While cartography studies the making and using of maps, this book focuses on a specific case study of critical cartography, that is, when power relations and differing understandings of reality and politics change or shape the making of maps for a given location or community. The case of study looked at here is one of the world’s most contested and historical cities: Jerusalem.
The author presents the power struggle in Jerusalem, taking a clear stand as a sympathizer of the Palestinian side--a view that shapes the whole book. She starts by explaining how cartography has been used as a means of political determination and domination throughout history, and reviewing the history of modern map making in Jerusalem in particular. The book then focuses on three specific cases of how cartographic computer applications clash with the reality of the Arab-Israeli conflict.
Given the advancement of computer-based tools, map making is no longer the sole realm of governments, and map consumption is no longer an activity seldom done by the inhabitants of a given geographical space. Both private companies and individuals have now become data providers, and mapping applications include those used daily by local populations for finding the most efficient ways to travel among changing conditions. A common scenario: users want to avoid traffic or obstacles that make following a well-known route suboptimal. Thus, maps change in real time; they are no longer static, but rather dynamically and constantly adapting to a changing reality.
For this book, the author presents three case studies:
- (1) Algorithmic navigation in the Waze routing application (it digs into the “avoid dangerous areas” feature, which effectively presented routes avoiding Arab-majority neighborhoods);
- (2) The effects of a glitch in Google Maps (an error in July 2016, where for reasons never acknowledged it stopped showing labels for Palestinian features, and how this quickly triggered a campaign for Palestinian visibility); and
- (3) The reality of how power dynamics are projected in the supposedly open and egalitarian OpenStreetMap mapping community. The author presents several hypotheses as to why, if OpenStreetMap data is provided directly by its users, Palestinian sympathizers have not provided a better level of mapping; how it relates to contested land when following the “on-the-ground” rule; and how not naming streets works as a political tool for both sides.

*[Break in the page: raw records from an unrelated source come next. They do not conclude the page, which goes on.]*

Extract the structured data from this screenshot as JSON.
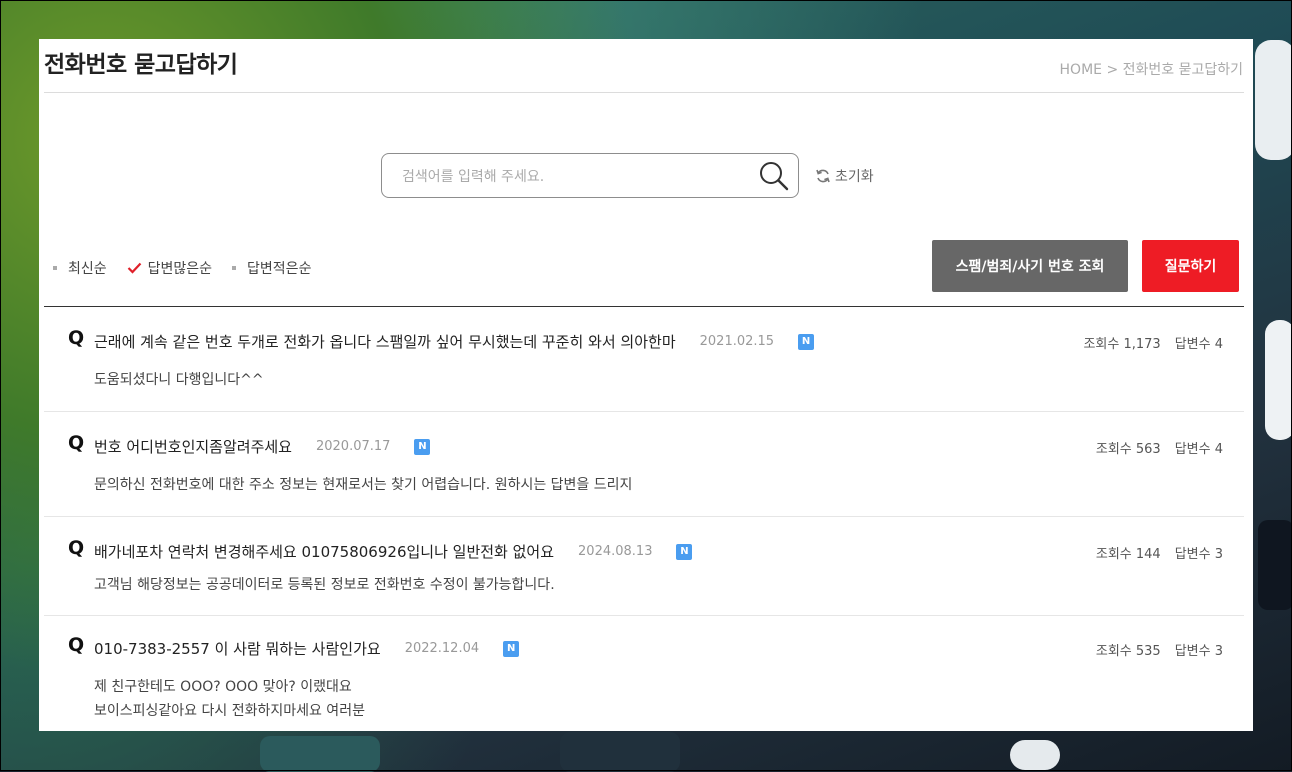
{
  "page": {
    "title": "전화번호 묻고답하기",
    "breadcrumb": "HOME > 전화번호 묻고답하기"
  },
  "search": {
    "placeholder": "검색어를 입력해 주세요.",
    "value": "",
    "reset_label": "초기화"
  },
  "sort": [
    {
      "label": "최신순",
      "selected": false
    },
    {
      "label": "답변많은순",
      "selected": true
    },
    {
      "label": "답변적은순",
      "selected": false
    }
  ],
  "buttons": {
    "spam_lookup": "스팸/범죄/사기 번호 조회",
    "ask": "질문하기"
  },
  "qa_list": [
    {
      "q_marker": "Q",
      "title": "근래에 계속 같은 번호 두개로 전화가 옵니다 스팸일까 싶어 무시했는데 꾸준히 와서 의아한마",
      "date": "2021.02.15",
      "badge": "N",
      "views": "조회수 1,173",
      "answers": "답변수 4",
      "answer_lines": [
        "도움되셨다니 다행입니다^^"
      ]
    },
    {
      "q_marker": "Q",
      "title": "번호 어디번호인지좀알려주세요",
      "date": "2020.07.17",
      "badge": "N",
      "views": "조회수 563",
      "answers": "답변수 4",
      "answer_lines": [
        "문의하신 전화번호에 대한 주소 정보는 현재로서는 찾기 어렵습니다. 원하시는 답변을 드리지"
      ]
    },
    {
      "q_marker": "Q",
      "title": "배가네포차 연락처 변경해주세요 01075806926입니나 일반전화 없어요",
      "date": "2024.08.13",
      "badge": "N",
      "views": "조회수 144",
      "answers": "답변수 3",
      "answer_lines": [
        "고객님 해당정보는 공공데이터로 등록된 정보로 전화번호 수정이 불가능합니다."
      ]
    },
    {
      "q_marker": "Q",
      "title": "010-7383-2557 이 사람 뭐하는 사람인가요",
      "date": "2022.12.04",
      "badge": "N",
      "views": "조회수 535",
      "answers": "답변수 3",
      "answer_lines": [
        "제 친구한테도 OOO? OOO 맞아? 이랬대요",
        "보이스피싱같아요 다시 전화하지마세요 여러분"
      ]
    }
  ],
  "colors": {
    "accent_red": "#ee1c25",
    "button_gray": "#676767",
    "badge_blue": "#4a9df0",
    "check_red": "#e0202a"
  },
  "icons": {
    "search": "search-icon",
    "reset": "refresh-icon",
    "check": "checkmark-icon"
  }
}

The book is not a technical work, neither for computing nor for cartography. It instead tackles a very complex political issue via computer-based mapping tools. It is interesting and clear to read, although some people will find it too heavily biased to a specific viewpoint. It is deeply personal, presenting the author’s experiences as a foreigner living in East Jerusalem.